McMaster University

McMaster University

Research project receives grant to assess program for patients with advanced dementia

By Guylaine Spencer
Published: Jan. 10, 2017
Dr. Sharon Kaasalainen

Dr. Sharon Kaasalainen and her team members have received $498,350 in funding from the Canadian Institutes of Health Research (CIHR) to assess a program designed to improve the lives of patients with dementia and their families.


“People who are living with dementia are one of society’s most frail and socially excluded populations of older adults, especially those with advanced dementia who often have little to no social interaction outside of basic care activities,” says Kaasalainen.

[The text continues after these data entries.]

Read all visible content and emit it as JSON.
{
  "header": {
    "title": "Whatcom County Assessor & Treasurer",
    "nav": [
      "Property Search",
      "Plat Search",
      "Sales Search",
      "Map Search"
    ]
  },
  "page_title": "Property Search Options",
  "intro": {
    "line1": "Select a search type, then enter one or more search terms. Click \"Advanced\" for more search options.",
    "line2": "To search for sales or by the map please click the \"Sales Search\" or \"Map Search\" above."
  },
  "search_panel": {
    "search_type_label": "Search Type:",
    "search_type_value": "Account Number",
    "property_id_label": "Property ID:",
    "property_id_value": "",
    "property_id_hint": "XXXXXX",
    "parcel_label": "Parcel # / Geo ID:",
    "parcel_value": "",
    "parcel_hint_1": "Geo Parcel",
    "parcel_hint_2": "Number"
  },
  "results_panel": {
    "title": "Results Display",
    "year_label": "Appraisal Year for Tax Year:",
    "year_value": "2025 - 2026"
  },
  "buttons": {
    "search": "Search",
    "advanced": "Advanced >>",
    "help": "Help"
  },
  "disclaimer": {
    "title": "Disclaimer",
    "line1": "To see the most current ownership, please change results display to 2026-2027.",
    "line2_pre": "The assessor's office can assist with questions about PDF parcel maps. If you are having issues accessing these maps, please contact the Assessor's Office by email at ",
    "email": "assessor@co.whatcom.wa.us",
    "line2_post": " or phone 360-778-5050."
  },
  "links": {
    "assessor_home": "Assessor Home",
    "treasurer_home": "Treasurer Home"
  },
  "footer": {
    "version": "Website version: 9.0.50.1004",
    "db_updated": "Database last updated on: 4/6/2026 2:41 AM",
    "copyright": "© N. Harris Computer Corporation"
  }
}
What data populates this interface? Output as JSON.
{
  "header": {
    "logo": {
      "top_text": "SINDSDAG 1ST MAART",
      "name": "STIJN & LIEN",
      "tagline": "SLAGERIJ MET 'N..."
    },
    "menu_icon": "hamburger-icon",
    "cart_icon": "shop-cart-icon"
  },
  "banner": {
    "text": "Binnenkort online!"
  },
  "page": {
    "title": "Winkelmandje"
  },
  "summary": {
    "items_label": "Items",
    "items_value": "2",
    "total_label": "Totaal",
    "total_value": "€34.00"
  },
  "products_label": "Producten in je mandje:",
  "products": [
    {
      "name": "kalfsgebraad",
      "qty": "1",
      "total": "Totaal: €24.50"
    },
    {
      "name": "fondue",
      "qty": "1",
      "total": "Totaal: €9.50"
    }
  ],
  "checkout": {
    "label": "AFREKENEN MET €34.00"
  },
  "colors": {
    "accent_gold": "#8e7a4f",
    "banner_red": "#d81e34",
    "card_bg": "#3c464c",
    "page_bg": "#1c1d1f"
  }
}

The 4-year research study she is leading will evaluate a new program in Canada called Namaste Care ( It aims to promote social inclusion and quality of life for older adults and their family carers, by engaging them in meaningful activities together.


“We expect that by participating in Namaste Care, people with dementia will feel more socially engaged, have better quality of life, and their family members will report less stress and improved family visits,” says Kaasalainen.


Research project details: Kaasalainen S, Hunter P (co-PIs). Co-Investigators: Baxter S, Coker E, dal Bello-Haas V, Dolovich L, Froggatt K, Hadjistavropoulos T, McAiney C, Ploeg J, Thabane L, Sussman T, Thompson G, van der Steen J, Volicer L, Wickson-Griffiths A. Improving Quality of Living and Dying for People Living with Advanced Dementia and their Caregivers. Funded: CIHR - Social Inclusion for Individuals with Dementia and Carers, 2017-2021, $498,350


Valid XHTML 1.0 Transitional Level Double-A conformance, W3C WAI Web Content Accessibility Guidelines 2.0